Too frail to fly, I may not see again
The harbour that I crossed on the South Steyne
When I was still in short pants. All the boys
Would gather at the rail that ran around
The open engine-room. The oil, the noise
Of rocking beams and plunging rods: it beat
Even the view out from the hurdling deck
Into the ocean. The machinery
Was so alive, so beautiful, so neat.

Years later the old ferries disappeared,
Except for the South Steyne, which looked intact
Where she was parked at Pyrmont, though a fire
Had gutted her. I loved her two-faced grace:
Twin funnels, and each end of her a prow,
She sailed into a mirror and back out,
Even while dead inside and standing still:
Her livery of green and gold wore well
Through years of weather as she went nowhere
Except on that long voyage in my mind
Where complicated workings clicked and throbbed
And everything moved forward at full strength.

And then, while I was elsewhere, she was gone:
And now I, too, await my vanishing,
Which, unlike hers, will be for good.

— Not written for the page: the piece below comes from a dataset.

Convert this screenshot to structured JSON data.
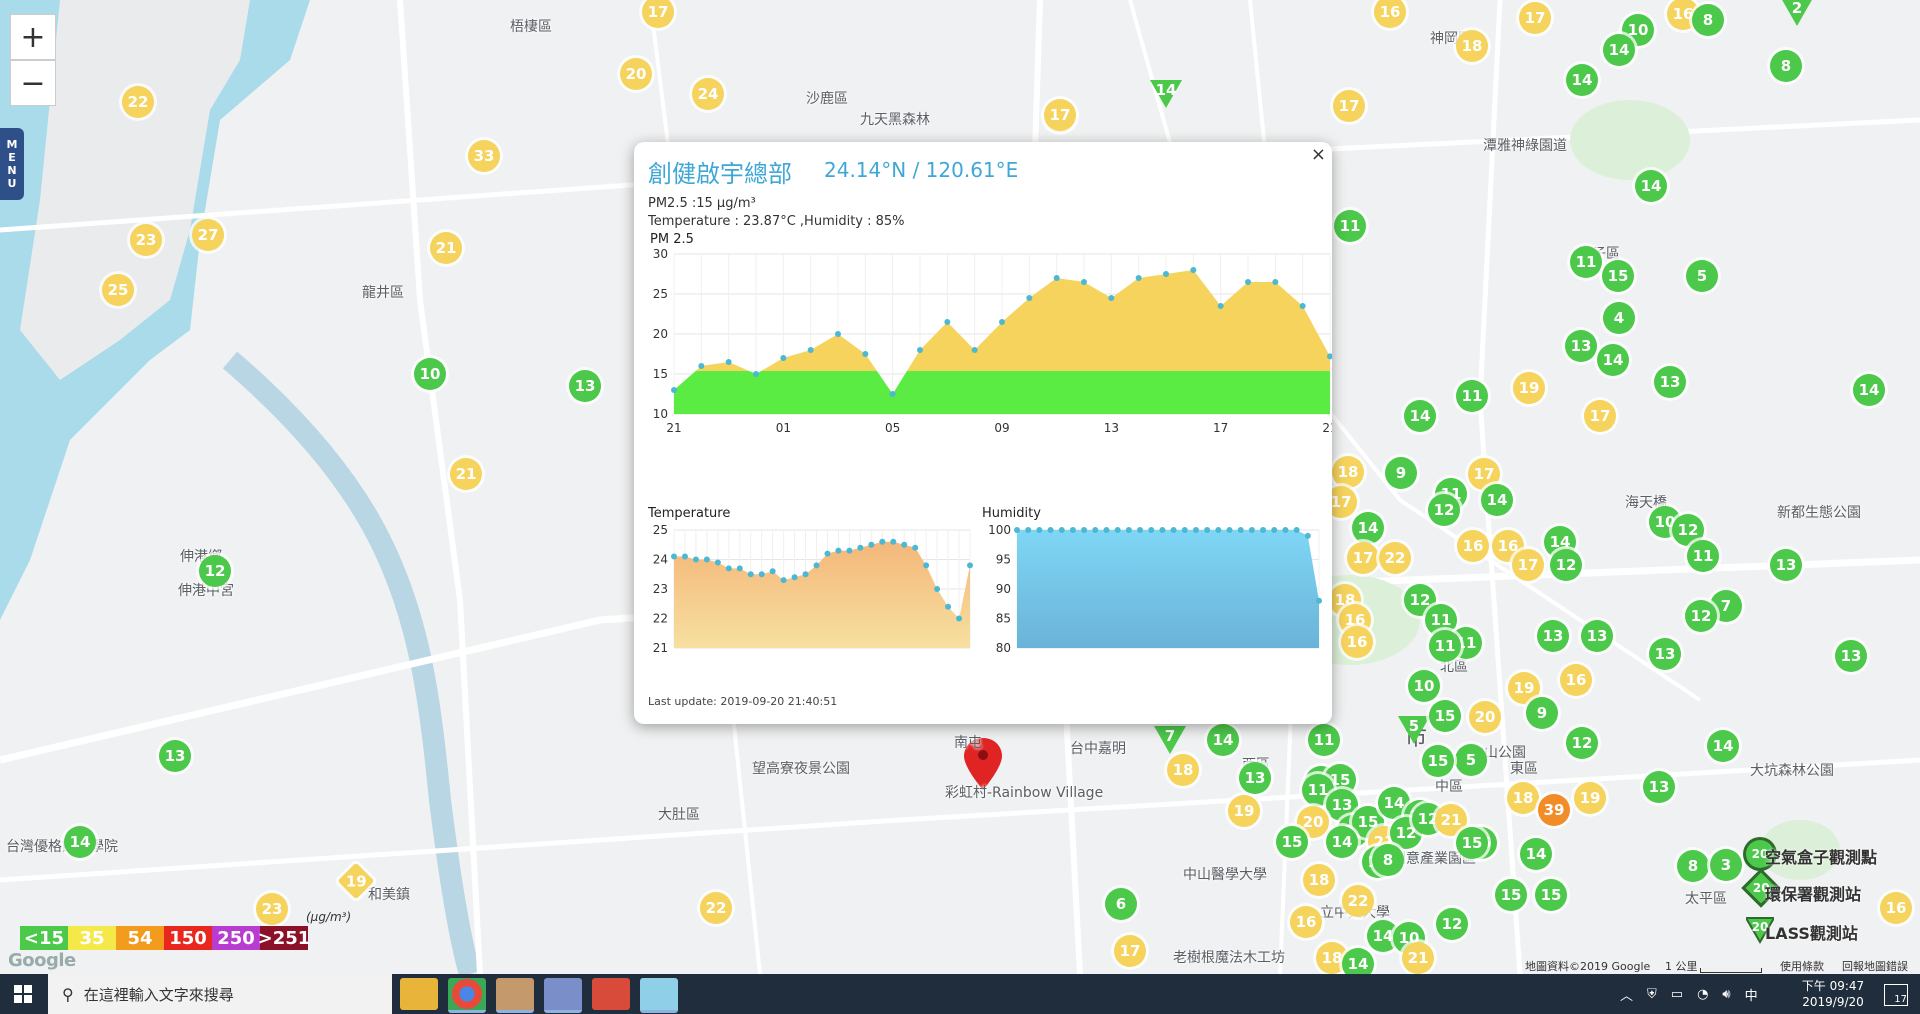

She went
Away to be refitted. In her new
Career as a floating restaurant
She seems set for as long as oysters grow
With chilled white Cloudy Bay to wash them down:
A brilliant inner city ornament.
But is it better to be always there
Than out of it, and just a fading name?
For me, her life was when the engine turned.
Soon now my path across the swell will end.
If I can’t work, let me be broken up.